New England School of Homeopathy

Submission Guidlines for Authors


The New England Journal of Homeopathy invites the submission of articles, essays, case studies, research and correspondence that relate to classical homeopathy. The purpose of our journal is to provide an educational forum for practitioners of classical homeopathy which is appealing and relevant in both appearance and content. We look forward to receiving your submission.

These guidelines are offered as a way to support your work and to set broad parameters for submission to this publication. Please do not hesitate to call us if you have questions or concerns about an article you are thinking about writing. We are happy to talk over article ideas with willing writers.

We have readers from all over the globe who vary widely in practice experience, homeopathic philosophy and access to homeopathic education. Because of this, we aim to provide a reading culture which is equally varied, while staying within the (debatable!) confines of classical homeopathy. We send all articles out for peer review, so that we might be able to offer you comments and feedback on content and style, from the field, before we choose to publish. This is done by volunteers who will not know who has written the article. Articles may be sent back for major revisions, when applicable.

Some of the different subject areas found in our journal (i.e.Cases and Beyond the Remedy) require a few further guidelines which are listed here, after general house-keeping guidelines which are relevant for all submissions.

For all articles:

1. Italicize all remedies and spell out remedy names completely (i.e. Natrum muriaticum, not Nat. Mur. The first word in a two word Latin named remedy is capitalized, the second is not.)

2. If you do not yet write well, please have someone do your first-round editing. Poorly written pieces will be sent back before peer review for a rewrite.

3. Submit all pieces on disk with a double spaced hard copy.

4. Include a brief bio on yourself: 2-3 lines only.

5. Use appropriate references, acknowledgments and credits when necessary for books, periodicals, teachers, and computer programs.

6. Include a working title (we many or may not choose to use it).

7. Do not submit your article simultaneously to other publications.

8. If you have been trained to do case analysis or materia medica study through the Understanding of Analysis through Cycles and Segments, as taught by Paul Herscu, please include this thinking in your article.

For cases:
Not all of these suggestions will be relevant for your case, but please read them through for ideas. (*for all cases)

*1. There must be at least one year follow-up for all chronic cases, and appropriate follow-up for acute cases.

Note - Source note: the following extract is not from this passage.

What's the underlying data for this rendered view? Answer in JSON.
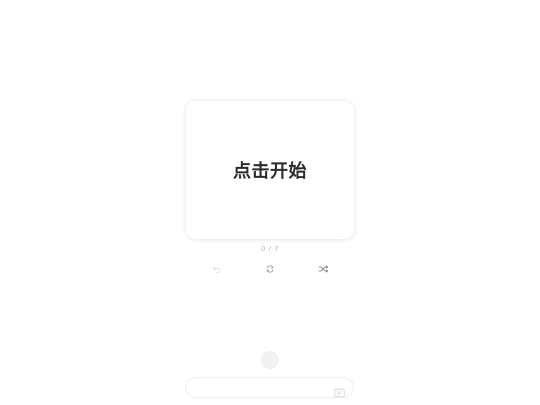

*2. Include written release from patient or patient’s parent if patient is a minor. Change identifying information as necessary, but still provide that release. Please contact us if you need a sample release.

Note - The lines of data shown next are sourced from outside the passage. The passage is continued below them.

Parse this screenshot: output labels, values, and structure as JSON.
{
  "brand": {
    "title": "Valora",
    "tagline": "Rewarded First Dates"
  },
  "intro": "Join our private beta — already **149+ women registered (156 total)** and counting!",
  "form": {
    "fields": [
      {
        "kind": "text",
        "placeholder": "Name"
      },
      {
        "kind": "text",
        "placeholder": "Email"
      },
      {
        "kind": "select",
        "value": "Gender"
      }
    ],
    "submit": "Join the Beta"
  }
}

*3. For chronic cases, we are interested in your thought processes during case taking and case analysis and those which reflect your thoughts about the case over long term follow-up. We are less interested in the ‘ta-dah’ cases, which ultimately don’t teach much. Feel free to elaborate on the how and why you managed the case as you did. Let readers see your shortcomings, what didn’t work and why and how you were able to turn a case around.

For acute cases it is not necessary to elaborate so, but do discuss your differential diagnosis in terms of allopathic diagnosis if relevant, as well as the remedy selection.

If you use other modalities simultaneously, describe these in detail: diet, botanical medicine, therapeutic nutrition, etc. Most readers are curious as to how other people actually practice in the larger scheme of things.

*4. If you are presenting a case of an unusual pathology, please describe briefly the pathophysiology and usual prognosis.

*5. Include the approaches a patient has tried before homeopathy, if relevant.

*6. Discuss the allopathic treatments which are being used simultaneously.

7. What are your thoughts about the prognosis for this patient?

8. Are there comparisons to make about other patients who have done well with this remedy? Or other patients who did/didn’t do well with this pathology?

9. Anything you would do differently?

10. Any tidbits or clinical “pearls” you care to share?

11. Any words of encouragement for other practitioners?

12. Include repertorization- why you chose those rubrics, how you actually did the repertorization.

13. Offer comparative materia medica if possible.

Beyond the remedy:

1. Briefly describe the problem in allopathic terms and the usual treatments.

2. Completely explain natural medicine regimens with accurate dosages. Use Latin and common names for all botanical preparations.

3. Give complete dosage and frequency information for vitamin, mineral, and other supplement preparations.

4. Include other at home remedies when appropriate i.e. hydrotherapy, massage etc.

5. Include information for further study.

* * * * * * * *
Thank you in advance for your interest and willingness to submit an article for consideration.

Happy reflecting and writing,

Amy Rothenberg, ND, DHANP